That credit card went through, and Whipple said she asked the man to send her a copy of his driver’s license for shipping purposes. The license came through with the name “Jack Harry,” a South Jordan, Utah, address and the picture of McMahon.
“I wasn’t expecting Ed McMahon, but I was hoping (the driver’s license) was something we could track,” she said.
A Google search easily turns up a copy of McMahon’s California driver’s license. The copy submitted to Whipple is nearly the same, though the word “California” at the top was changed to “Utah” and the name and some identifying features were changed.

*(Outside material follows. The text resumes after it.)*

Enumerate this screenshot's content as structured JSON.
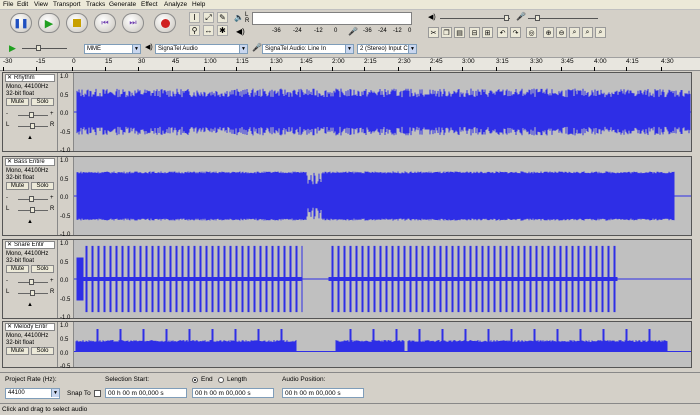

The signature at the bottom is the same as on McMahon’s license.
Whipple said she voided the transaction, tracked down the actual credit card owner and warned him that someone was attempting to use it.
“He said, ‘Thank you so much,'” she said. “He said. ‘I never would have known if you hadn’t called me.'”
An Aspen police officer called the man with the foreign accent back and told him the department was investigating his attempted purchase, according to a police report. The man’s location was not known, the report states.